From the tools we use to manage paperwork to the way we market listings online, technology has become an important part of selling a home. You can’t be a Realtor nowadays without having some sort of tech savviness. While technology makes our lives easier in many ways, it can also be cumbersome. One example is the standardization for online listing information.
Our multiple listing service is the hub for information on homes listed by Realtors. It’s where real estate agents go to find important information and documents for active and pending properties, as well as past sales. It also provides a feed that brokerages use to send listing information to third-party websites, including the giants (Trulia, Zillow, Realtor.com, etc.) and listing tools (virtual tours, text for info, etc.).
When the information is fed (syndicated), the third-party websites match it up to the fields they display, but not every website is built the same. So, not all information can be matched and that’s when key features get left-out. A few of these websites provide Realtors with the option to edit their listings, but even then, the Realtor may not get edit access for all of the information. They may only be given a checklist of options to choose from. In the website company’s defense, they do this to make sure the information they display remains accurate to what the brokerage, who they have a contract with, is sending them. It’s just not a foolproof system. If every Realtor association in every region used the exact same MLS software, this wouldn’t be an issue.
As an example of the limitations we face, we occasionally run into an issue where a room that is traditionally called one thing can’t be called that in the MLS or on one of the third-party websites. For example, a Keeping Room is traditionally a room located beside a kitchen. It’s a sitting room for keeping the cook company and was originally the room in Colonial homes where a family would gather to keep warm on extremely cold nights. “Keeping Room” is not an option on Zillow, so we go with the more modern term “Family Room”, which is an option.
Another limitation we face is character counts. To make sure a listing’s description is able to be displayed on multiple websites, we are limited to how many characters (letters, spaces, and punctuation) that we can include. When a house has a lot of great features, this can be incredibly frustrating. The description has the most flexibility of all the fields in the MLS, but requires a lot of thought.
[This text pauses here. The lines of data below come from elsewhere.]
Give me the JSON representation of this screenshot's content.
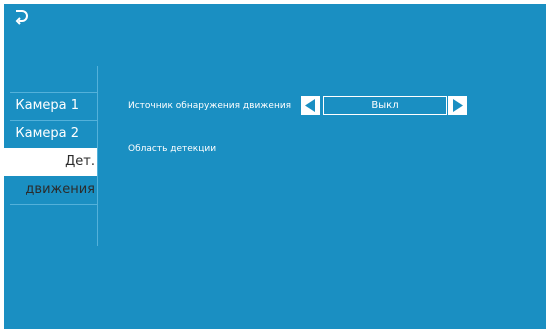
{
  "header": {
    "back_icon": "back-arrow-icon"
  },
  "sidebar": {
    "items": [
      {
        "label": "Камера 1",
        "active": false
      },
      {
        "label": "Камера 2",
        "active": false
      },
      {
        "label": "Дет. движения",
        "active": true
      }
    ]
  },
  "settings": {
    "motion_source": {
      "label": "Источник обнаружения движения",
      "value": "Выкл",
      "prev_icon": "triangle-left-icon",
      "next_icon": "triangle-right-icon"
    },
    "detection_area": {
      "label": "Область детекции"
    }
  },
  "colors": {
    "background": "#1a8fc2",
    "active_item_bg": "#ffffff",
    "text": "#ffffff"
  }
}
When considering which words to include, we have to consider the SEO side of marketing and try to predict the features that a buyer will be “googling” for, but we also want to point out other amenities that may not be as keyword-friendly. Sometimes we get a really great description together and then have to edit it, because the website has scanned it and determined that a word is not in compliance with Equal Housing Opportunity Laws. It’s probably more complicated than you would think to come up with a truly effective description.
One more issue we run into is a delay in updated information. Third party websites and tools don’t always import or receive the feed right away. They have so many feeds that if they were to constantly accept information, there’s a good chance their servers would crash. Tools we’ve used in the past have only imported once or twice a day, and they don’t tell you exactly when that will happen. So, price changes and feature updates can take 24-48 hours to show up on a third-party website depending on their schedule and when the changes are made.
In the early 2000’s, we could have gotten away without having our listings all over the web, but that’s not the case today. 90% of home buyers conduct their home searches online and third-party websites are usually where they start out, because they rank the highest in search engines. That’s why it’s so important that we do our best to include important information in the description, edit third-party sites when possible, and get creative when need be. However, it’s also the reason why Realtors remain an important part of the home selling process. They fill in the blanks that these websites can’t cover and need to have an understanding of the limitations faced with online marketing.
If you have any questions about selling your Wilmington area home, give us a call or send us a message through our Contact page.